During 33 and 32 BC, a propaganda war was fought in the political arena of Rome, with accusations flying between sides. Antony (in Egypt) divorced Octavia and accused Octavian of being a social upstart, of usurping power, and of forging the adoption papers by Julius Caesar. Octavian responded with treason charges: of illegally keeping provinces that should be given to other men by lots, as was Rome's tradition, and of starting wars against foreign nations (Armenia and Parthia) without the consent of the senate. Antony was also held responsible for Sextus Pompeius execution with no trial. In 32 BC, both consuls (Gnaeus Domitius Ahenobarbus and Gaius Sosius) and a third of the senate abandoned Rome to meet Antony and Cleopatra in Greece.
In 31 BC, the war started. Octavian's loyal and talented general Agrippa captured the Greek city and naval port of Methone, loyal to Antony. The enormous popularity of Octavian with the legions secured the defection of the provinces of Cyrenaica and Greece to his side. On September 2, the naval battle of Actium took place. Antony and Cleopatra's navy was destroyed, and they were forced to escape to Egypt.
Octavian, now close to absolute power, did not intend to give them rest. In August 30 BC, assisted by Agrippa, he invaded Egypt. With no other refuge to escape to, Antony committed suicide. A few days later, Cleopatra herself followed his example.
With the death of Antony, Octavian became uncontested ruler of Rome: no one else attempted to take power from him.
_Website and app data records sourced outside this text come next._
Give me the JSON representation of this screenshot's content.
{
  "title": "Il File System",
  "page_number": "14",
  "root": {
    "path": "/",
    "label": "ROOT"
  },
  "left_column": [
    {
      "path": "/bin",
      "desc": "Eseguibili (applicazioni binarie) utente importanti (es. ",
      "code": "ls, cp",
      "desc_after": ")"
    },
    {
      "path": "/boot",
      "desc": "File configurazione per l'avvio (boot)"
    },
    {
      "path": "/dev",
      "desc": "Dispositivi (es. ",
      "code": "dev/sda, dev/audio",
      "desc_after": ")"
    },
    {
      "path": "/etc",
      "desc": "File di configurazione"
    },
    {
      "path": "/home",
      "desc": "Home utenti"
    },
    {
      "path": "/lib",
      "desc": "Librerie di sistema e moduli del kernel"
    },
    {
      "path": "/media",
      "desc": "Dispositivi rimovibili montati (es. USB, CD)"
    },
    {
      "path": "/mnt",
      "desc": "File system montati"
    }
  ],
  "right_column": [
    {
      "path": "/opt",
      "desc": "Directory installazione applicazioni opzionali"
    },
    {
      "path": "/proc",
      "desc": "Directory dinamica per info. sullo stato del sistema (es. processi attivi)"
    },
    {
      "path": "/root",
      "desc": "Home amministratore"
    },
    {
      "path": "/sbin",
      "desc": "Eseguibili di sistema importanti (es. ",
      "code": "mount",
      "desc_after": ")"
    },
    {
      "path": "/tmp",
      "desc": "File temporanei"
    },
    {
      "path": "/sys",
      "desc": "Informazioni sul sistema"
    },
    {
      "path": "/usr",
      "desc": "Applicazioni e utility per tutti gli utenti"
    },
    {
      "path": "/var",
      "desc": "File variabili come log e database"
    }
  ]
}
In the following years, Octavian, known as Augustus Caesar after 27 BC, managed to accumulate in his person all administrative, political, and military offices. During his life, the Roman Republic was not officially ended. Many date the beginning of the Roman Empire to the battle of Actium; however, the Empire can also be considered to date from the death of Augustus in 14 AD, with the succession of Tiberius.
Antony's marriages and descendants
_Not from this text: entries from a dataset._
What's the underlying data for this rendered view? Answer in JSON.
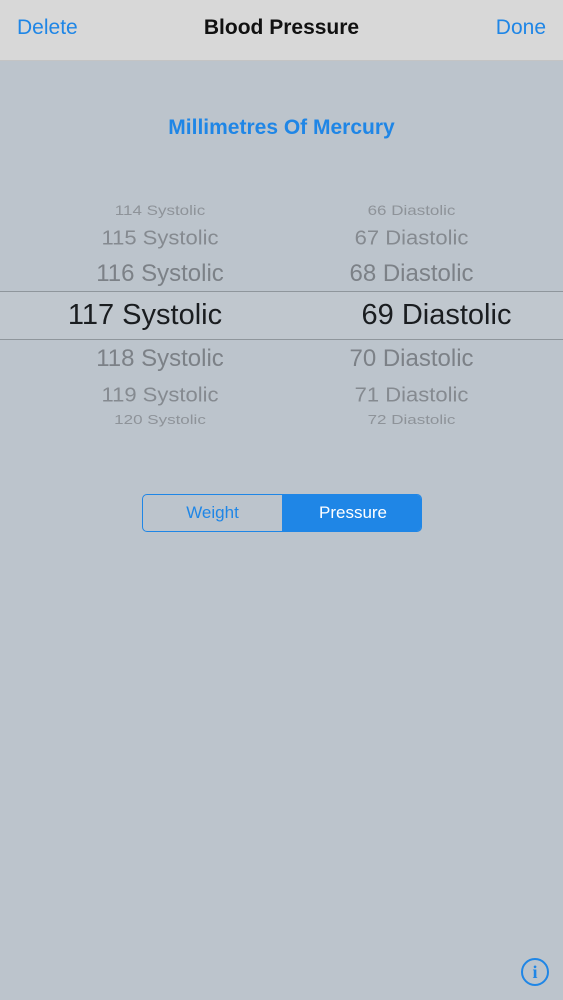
{
  "navbar": {
    "left_label": "Delete",
    "title": "Blood Pressure",
    "right_label": "Done"
  },
  "unit_label": "Millimetres Of Mercury",
  "picker": {
    "systolic": {
      "above": [
        "114 Systolic",
        "115 Systolic",
        "116 Systolic"
      ],
      "selected": "117 Systolic",
      "below": [
        "118 Systolic",
        "119 Systolic",
        "120 Systolic"
      ]
    },
    "diastolic": {
      "above": [
        "66 Diastolic",
        "67 Diastolic",
        "68 Diastolic"
      ],
      "selected": "69 Diastolic",
      "below": [
        "70 Diastolic",
        "71 Diastolic",
        "72 Diastolic"
      ]
    }
  },
  "segmented_control": {
    "options": [
      "Weight",
      "Pressure"
    ],
    "selected": "Pressure"
  },
  "info_icon": "info-circle-icon",
  "colors": {
    "accent": "#1f86e6",
    "background": "#bcc4cc",
    "navbar": "#d8d8d8"
  }
}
- Marriage to Fadia
- Marriage to Antonia Hybrida (his direct cousin)
- Marriage to Fulvia
- Marriage to Octavia
- Children with Cleopatra
- 83 BC—born in Rome
- 54–50 BC—joins Caesar's staff in Gaul and fights in the Gallic wars
- 50 BC—tribune of the plebianss
- 48 BC—master of the horse
- 47 BC—ruinous administration of Italy: political exile
- 44 BC—consul with Caesar
- 43 BC—forms the second triumvirate with Octavian and Lepidus
- 42 BC—defeats Cassius and Brutus; travels through the East
- 41 BC—meets Cleopatra
- 40 BC—returns to Rome, marries Octavia; treaty of Brundisium
- 38 BC—treaty of Tarentum: triumvirate renewed until 33 BC
- 36 BC—disastrous campaign against the Parthians
- 35 BC—conquers Armenia
- 34 BC—the donations of Alexandria
- 33 BC—end of the triumvirate
- 32 BC—exchange of accusations between Octavian and Antony
- 31 BC—battle of Actium
- 30 BC—Antony and Cleopatra commit suicide
- Antony section in Lives of the Noble Greeks and Romans by Plutarch, of which the English translation is contained in following Project Gutenberg e-text Plutarch: Lives of the noble Grecians and Romans – Note that parts of Antony's story are in Plutarch's life descriptions of Pompey, Caesar, Cicero, etc..., all of these contained in that same e-text.
1- Marcus Antonius Marci Filius Marci Nepos, in English "Mark Antony, son of Mark, grandson of Mark".